What if you were asked to speak on a topic for which you had no expertise? Would you turn down the assignment because you felt that audience members were already experts and you didn't have answers for them?
Now, consider what if you had the right questions for them--questions they could ponder to lead them to deeper understanding and insights within their own contexts? What if your focus was not on the right answers but on the right questions?
In a Business Week article, Jim Collins talks about being invited to West Point to talk to Army generals, CEOs, and social sector leaders about the topic of America. He writes that he hesitated before talking to the crowd, but then he recalled what his mentor told him about effective teaching: "Don't try to come up with the right answers; focus on coming up with good questions."
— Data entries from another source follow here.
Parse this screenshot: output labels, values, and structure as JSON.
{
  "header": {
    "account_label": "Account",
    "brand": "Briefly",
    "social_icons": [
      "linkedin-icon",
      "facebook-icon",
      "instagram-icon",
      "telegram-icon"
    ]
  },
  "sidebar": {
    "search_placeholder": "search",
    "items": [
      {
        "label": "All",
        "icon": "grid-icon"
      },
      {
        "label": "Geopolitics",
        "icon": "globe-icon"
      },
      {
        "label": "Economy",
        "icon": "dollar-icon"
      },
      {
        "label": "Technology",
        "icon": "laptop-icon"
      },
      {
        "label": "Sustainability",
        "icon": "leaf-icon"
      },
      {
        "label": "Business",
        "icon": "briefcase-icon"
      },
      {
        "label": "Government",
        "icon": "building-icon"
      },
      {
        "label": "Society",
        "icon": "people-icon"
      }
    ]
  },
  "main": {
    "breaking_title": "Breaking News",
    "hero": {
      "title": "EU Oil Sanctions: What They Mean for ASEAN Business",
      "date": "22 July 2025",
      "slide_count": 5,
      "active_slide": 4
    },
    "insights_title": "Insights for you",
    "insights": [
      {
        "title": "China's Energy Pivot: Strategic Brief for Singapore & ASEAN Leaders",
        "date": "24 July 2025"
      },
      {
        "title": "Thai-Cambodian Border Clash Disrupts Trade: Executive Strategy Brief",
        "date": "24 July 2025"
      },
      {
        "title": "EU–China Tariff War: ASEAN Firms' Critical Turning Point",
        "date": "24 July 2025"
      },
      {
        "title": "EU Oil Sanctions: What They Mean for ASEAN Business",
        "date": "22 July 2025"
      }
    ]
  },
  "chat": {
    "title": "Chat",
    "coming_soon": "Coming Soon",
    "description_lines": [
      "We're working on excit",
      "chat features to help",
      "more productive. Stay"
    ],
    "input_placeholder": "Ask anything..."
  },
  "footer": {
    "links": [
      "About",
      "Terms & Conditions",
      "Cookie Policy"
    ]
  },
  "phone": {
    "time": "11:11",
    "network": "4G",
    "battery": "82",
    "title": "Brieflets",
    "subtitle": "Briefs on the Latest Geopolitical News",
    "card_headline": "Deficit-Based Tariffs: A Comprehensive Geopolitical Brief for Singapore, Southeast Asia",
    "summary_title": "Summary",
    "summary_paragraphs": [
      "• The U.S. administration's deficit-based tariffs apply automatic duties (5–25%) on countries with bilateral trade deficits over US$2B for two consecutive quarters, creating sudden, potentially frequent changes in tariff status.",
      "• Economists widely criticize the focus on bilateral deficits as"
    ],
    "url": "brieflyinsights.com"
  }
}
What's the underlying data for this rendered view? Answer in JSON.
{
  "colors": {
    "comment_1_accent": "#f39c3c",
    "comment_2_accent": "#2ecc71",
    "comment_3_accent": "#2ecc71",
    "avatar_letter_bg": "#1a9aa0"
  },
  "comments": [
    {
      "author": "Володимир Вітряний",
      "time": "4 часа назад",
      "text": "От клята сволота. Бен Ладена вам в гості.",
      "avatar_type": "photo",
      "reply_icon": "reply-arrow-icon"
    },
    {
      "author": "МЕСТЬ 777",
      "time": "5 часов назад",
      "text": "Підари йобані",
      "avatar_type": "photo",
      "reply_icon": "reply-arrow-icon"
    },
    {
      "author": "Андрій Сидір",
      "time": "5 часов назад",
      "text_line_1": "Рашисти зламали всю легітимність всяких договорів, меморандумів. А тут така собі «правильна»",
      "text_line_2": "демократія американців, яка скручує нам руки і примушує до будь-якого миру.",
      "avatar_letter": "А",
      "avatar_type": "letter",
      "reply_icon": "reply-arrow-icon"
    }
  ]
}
Collins came up with a potentially provocative question that led to an intense debate for which audience members agreed or disagreed based on their own contexts. One audience member pondering the first question even turned the debate back to Collins, saying his organization had some success but "how would you know" the measure of that success and if it was sustainable?
Asking the right questions, including "How do you know?", is at the very heart of the Baldrige Excellence Framework and its Criteria. The Criteria include questions that can be adapted to different types of businesses and organizations, twisted and turned to bring real meaning and insights through answers that can be actionable for that organization or that person in his/her own situation.
The questions in the Criteria help you explore how an organization is accomplishing its mission and key objectives in seven critical areas: leadership; strategy; customers; measurement, analysis, and knowledge management; workforce; operations; and results.
The Baldrige framework leads organizations to evaluate their processes and results along set dimensions. There are questions for an organization's processes:
And for its results:
As you answer the Criteria questions and assess your responses, organizations will identify strengths and gaps—first within the Criteria categories and then among them. As they continue, organizations will begin to define the best ways to build on strengths, close gaps, and innovate.
The Baldrige framework and its Criteria do not prescribe how an organization should structure itself or its operations (i.e., there are no right answers). Instead, the framework functions more as a mentoring/teaching tool.
So if you or your organization don't quite have all the answers yet, take a look at the Baldrige Excellence Framework and its Criteria for those "good questions." And, since this is Collins, consider if the questions in the Baldrige Criteria might help your organization go from good to great.
Note: We thank Baldrige examiners Denise Haynes and Doug Serrano for sharing the idea for this blog, as they observed that they have long referred to using the Baldrige framework as “Management by Asking Really Good Questions.” We always welcome readers’ suggestions for future blog topics and thoughts in relation to the Baldrige framework.